Ok, so one has been attending a few seminars and conferences on the issue of piracy, mainly one-way gab-fests which don't merit even a passing mention - since they seem to be monopolised by people who are not necessarily old but are certainly behind times in their approaches to reality. For example, the BIGGEST flaw in these seminars and conferenes is that the actual seafarer on the frontline of piracy does not have a simple voice.
In addition, there are these meetings and discussions held at various levels in governance, the notes and reports on which come out partially in the media a few days later and on the RTI boards after some time - when they aren't "leaked" by assorted interested parties. As of now, barring some rapid steps taken by the Indian Navy when they were finally given the brief, the rest is of not much real good. Oh yes, the Foreign Ministry diplomats are doing a good job too, somewhere, but that's always under wraps, till wikileaks brings those out.
In a way, that's good - the anti-piracy movement ashore could do with some more discretion too. But that's as long as there IS an anti-piracy movement. Which, even if it is, does not seem to be filtering down to the seafarers on the ships.
As a result, courtesy the rapid evolution of social media onboard, natural progression to the way it has moved ashore - some of us who have been more than vocal on the subject are receiving inputs from seafarers who would otherwise not have a voice. Even this, cloaked behind earnest requests for anonymity, is rare. But it seems to be growing.

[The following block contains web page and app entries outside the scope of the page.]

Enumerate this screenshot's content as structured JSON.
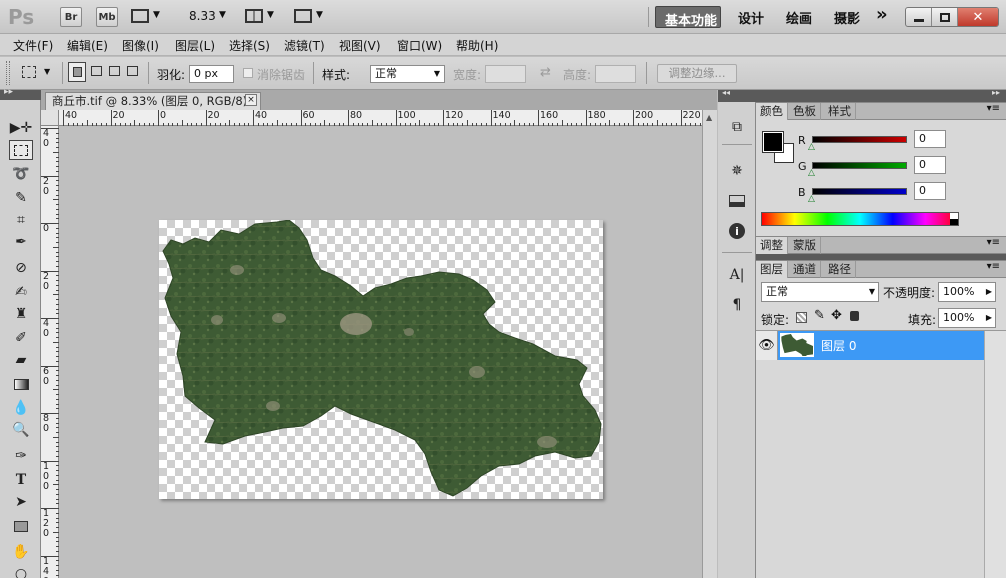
{
  "titlebar": {
    "app_logo": "Ps",
    "bridge": "Br",
    "minibridge": "Mb",
    "zoom": "8.33",
    "workspaces": [
      "基本功能",
      "设计",
      "绘画",
      "摄影"
    ],
    "more": "»",
    "window_buttons": [
      "minimize",
      "restore",
      "close"
    ]
  },
  "menu": [
    "文件(F)",
    "编辑(E)",
    "图像(I)",
    "图层(L)",
    "选择(S)",
    "滤镜(T)",
    "视图(V)",
    "窗口(W)",
    "帮助(H)"
  ],
  "options": {
    "feather_label": "羽化:",
    "feather_value": "0 px",
    "antialias_label": "消除锯齿",
    "style_label": "样式:",
    "style_value": "正常",
    "width_label": "宽度:",
    "height_label": "高度:",
    "refine_edge": "调整边缘..."
  },
  "document": {
    "tab_title": "商丘市.tif @ 8.33% (图层 0, RGB/8)",
    "close": "×"
  },
  "ruler": {
    "top_labels": [
      "40",
      "20",
      "0",
      "20",
      "40",
      "60",
      "80",
      "100",
      "120",
      "140",
      "160",
      "180",
      "200",
      "220"
    ],
    "left_labels": [
      "4\n0",
      "2\n0",
      "0",
      "2\n0",
      "4\n0",
      "6\n0",
      "8\n0",
      "1\n0\n0",
      "1\n2\n0",
      "1\n4\n0"
    ]
  },
  "panels": {
    "color_tabs": [
      "颜色",
      "色板",
      "样式"
    ],
    "channels": [
      {
        "label": "R",
        "value": "0",
        "color": "#cc0000"
      },
      {
        "label": "G",
        "value": "0",
        "color": "#00aa00"
      },
      {
        "label": "B",
        "value": "0",
        "color": "#0000cc"
      }
    ],
    "adjust_tabs": [
      "调整",
      "蒙版"
    ],
    "layers_tabs": [
      "图层",
      "通道",
      "路径"
    ],
    "blend_mode": "正常",
    "opacity_label": "不透明度:",
    "opacity_value": "100%",
    "lock_label": "锁定:",
    "fill_label": "填充:",
    "fill_value": "100%",
    "layer_name": "图层 0"
  },
  "colors": {
    "selection": "#3d99f5",
    "active_workspace": "#6b6b6b"
  }
}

Here are some examples;-
1) Facebook seems to have a few groups on the subject already, some are open to all, some are closed and some are by invitation. Once in, the discussions are fairly controlled, but the message gets across - there seems to be no shortage of people who will not go into the Arabian Sea and Indian Ocean piracy impacted areas in a hurry. However, poverty worldwide being what it is, reality and truth is that there are others willing to go in too.

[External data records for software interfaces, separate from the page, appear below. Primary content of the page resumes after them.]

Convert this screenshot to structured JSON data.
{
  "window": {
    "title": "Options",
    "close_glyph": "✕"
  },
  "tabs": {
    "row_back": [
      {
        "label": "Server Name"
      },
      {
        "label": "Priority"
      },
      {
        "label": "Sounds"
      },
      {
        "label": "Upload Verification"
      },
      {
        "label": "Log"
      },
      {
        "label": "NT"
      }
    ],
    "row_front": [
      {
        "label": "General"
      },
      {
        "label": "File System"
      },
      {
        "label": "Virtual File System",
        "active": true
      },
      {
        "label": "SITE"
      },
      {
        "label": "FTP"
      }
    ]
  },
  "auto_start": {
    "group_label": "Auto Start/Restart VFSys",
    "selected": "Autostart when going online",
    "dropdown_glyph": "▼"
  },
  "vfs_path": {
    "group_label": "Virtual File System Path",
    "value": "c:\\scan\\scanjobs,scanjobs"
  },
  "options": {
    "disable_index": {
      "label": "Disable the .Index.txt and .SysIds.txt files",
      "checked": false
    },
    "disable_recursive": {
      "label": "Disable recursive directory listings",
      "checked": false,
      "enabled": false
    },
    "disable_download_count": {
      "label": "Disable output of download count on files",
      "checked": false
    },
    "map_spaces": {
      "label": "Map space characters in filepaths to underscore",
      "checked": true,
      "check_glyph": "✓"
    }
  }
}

2) On Indian seafarers, I have seen a rise in the statistics on my blog and articles pertaining to piracy, on this blog and elsewhere. Even older articles are being read, and re-read - and then distributed further or linked ahead. That feels good, too.
3) Most importantly, I have to word this carefully, assume a scenario (like in orals . . .) where I have also had access to a few email messages to the effect that - we or my spouse/son are on such-and-such ship which is heading into the piracy area, we have not got any anti-piracy measures on board other than fire hose and some barbed wire, we do not want to sail but the owners/managers are telling us they will give us a DR and play around with our wages. On top of that, the ship is in terrible shape and there are rumours that the owner has sold it, taken huge insurance and is now purposely moving into an insurance game.
And so, I have sent such and such photos and such and such scanned documents to such and such person, and if something happens to me then please make sure they are published but only if something bad really happens to me.
What would you do in my place, dear reader?
The power of social media can not and should not be under estimated by the regulators, owners, operators, classification societies, flag states, port states and everybody else involved.